For rosemary in ancient literature signifies remembrance, fidelity. With rosemary you know where you are. It is evergreen, it is strong, it is powerful. It brings to mind lamb roasts, warm kitchens, solid tradition.

You see those brave men that landed at Gallipolli, who were gunned down so quickly by the enemy, who were lambs to the slaughter, fought not over desert or rocks, but the wild rosemary growing over the banks and hills around Gallipolli Bay. The braver still regiment of Lancashire Fusiliers who rescued the survivors did the same.

You see I do not wear a poppy, or stop the world for Remembrance Sunday for one key reason. My dad risked his life for mine before I was born, before he moved to Australia, before he met my mother. My dad enlisted in the army and then the Royal Navy. He bravely fought, though rarely spoke about it, and his knowledge of war history was second to none.

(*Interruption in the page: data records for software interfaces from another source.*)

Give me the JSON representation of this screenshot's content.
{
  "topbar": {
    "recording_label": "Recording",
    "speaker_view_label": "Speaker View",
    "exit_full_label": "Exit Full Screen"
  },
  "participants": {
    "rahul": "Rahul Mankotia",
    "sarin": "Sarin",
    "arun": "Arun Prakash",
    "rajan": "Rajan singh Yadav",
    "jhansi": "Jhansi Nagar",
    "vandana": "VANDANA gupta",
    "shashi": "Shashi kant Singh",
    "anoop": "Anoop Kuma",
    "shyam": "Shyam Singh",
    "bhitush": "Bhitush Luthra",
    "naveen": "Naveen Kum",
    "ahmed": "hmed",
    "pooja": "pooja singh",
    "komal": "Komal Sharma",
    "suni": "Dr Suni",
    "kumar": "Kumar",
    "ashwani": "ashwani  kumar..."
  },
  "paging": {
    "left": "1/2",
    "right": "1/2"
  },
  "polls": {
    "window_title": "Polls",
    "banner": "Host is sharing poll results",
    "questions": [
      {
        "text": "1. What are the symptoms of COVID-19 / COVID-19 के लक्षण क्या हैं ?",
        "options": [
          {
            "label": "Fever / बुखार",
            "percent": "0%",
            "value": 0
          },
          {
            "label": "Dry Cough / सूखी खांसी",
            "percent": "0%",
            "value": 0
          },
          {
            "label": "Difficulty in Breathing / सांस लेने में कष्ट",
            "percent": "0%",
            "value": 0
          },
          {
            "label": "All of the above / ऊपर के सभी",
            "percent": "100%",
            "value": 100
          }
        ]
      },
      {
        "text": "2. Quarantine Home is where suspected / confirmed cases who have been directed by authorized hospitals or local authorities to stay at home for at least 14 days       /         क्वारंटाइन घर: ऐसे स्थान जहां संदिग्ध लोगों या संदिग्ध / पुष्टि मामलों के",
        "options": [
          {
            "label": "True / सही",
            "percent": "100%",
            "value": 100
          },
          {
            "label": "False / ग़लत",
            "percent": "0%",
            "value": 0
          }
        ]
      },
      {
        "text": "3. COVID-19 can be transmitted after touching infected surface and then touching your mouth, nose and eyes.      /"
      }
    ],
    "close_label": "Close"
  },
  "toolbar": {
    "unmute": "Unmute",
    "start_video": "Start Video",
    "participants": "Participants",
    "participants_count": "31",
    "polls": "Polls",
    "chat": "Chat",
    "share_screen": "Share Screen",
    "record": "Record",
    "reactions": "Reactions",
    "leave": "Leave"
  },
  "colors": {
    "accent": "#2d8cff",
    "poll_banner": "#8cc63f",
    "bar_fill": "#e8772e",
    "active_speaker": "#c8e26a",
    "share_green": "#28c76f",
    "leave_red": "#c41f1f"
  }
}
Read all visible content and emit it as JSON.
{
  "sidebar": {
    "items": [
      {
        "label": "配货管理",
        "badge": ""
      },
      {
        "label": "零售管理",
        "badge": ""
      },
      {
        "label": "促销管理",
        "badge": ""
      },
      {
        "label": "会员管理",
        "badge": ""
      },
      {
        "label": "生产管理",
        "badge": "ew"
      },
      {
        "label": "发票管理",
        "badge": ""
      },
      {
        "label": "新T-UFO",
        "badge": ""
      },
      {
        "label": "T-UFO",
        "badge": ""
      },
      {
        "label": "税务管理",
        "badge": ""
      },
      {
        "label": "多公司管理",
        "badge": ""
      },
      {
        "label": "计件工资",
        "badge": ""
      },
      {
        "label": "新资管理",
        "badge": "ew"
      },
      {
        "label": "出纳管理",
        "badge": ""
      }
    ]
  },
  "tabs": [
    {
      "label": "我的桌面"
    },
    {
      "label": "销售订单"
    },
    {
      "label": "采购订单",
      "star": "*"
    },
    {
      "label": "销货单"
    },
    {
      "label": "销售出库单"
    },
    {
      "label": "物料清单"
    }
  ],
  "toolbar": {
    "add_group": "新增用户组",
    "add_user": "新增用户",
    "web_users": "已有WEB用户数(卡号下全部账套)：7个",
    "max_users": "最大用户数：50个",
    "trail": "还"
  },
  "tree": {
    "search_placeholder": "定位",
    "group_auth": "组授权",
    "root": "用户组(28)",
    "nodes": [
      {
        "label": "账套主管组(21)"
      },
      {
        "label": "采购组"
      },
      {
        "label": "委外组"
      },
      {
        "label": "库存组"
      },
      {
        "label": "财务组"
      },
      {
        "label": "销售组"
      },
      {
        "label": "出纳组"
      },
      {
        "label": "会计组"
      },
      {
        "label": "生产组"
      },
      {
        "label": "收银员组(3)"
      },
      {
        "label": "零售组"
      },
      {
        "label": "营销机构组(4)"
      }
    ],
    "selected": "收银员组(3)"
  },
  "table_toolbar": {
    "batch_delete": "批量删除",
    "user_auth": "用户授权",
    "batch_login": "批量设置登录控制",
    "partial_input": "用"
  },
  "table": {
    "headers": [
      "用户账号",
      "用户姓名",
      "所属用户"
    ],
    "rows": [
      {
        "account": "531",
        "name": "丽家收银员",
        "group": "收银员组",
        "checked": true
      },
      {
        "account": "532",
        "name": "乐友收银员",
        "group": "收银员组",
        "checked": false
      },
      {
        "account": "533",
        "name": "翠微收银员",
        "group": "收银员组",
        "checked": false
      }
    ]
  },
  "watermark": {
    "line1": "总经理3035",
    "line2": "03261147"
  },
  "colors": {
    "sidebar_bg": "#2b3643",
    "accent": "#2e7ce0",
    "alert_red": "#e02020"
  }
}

He was a scholar.

I have a rosemary bush by my front door and every morning I say a silent prayer for the servicemen and women of yesterday and today.

On my Day of the Dead celebrations last week I had yellow roses, as they were the flowers that dad had at his last meal with me last year, before he died, with lots of rosemary from my garden to signify his own sacrifices in war.

I remember our war dead and our living dead every day.

I give thanks for the men and women at home and abroad, for those who serve, those who come back and those who have fractured minds and hearts as a result of combat.

Perhaps because I have "the digger's disease" PTSD it makes me more aware of what it must be like to live with the horrors of war inhabiting your head every minute of every day.

Maybe because I could have not been here had Hitler's men (or Hirohito's for that matter) killed my father.

Maybe because I lived with my dad's memory and legacy I feel that affinity every day.

For me Remembrance Sunday is important, but it is important to remember every day.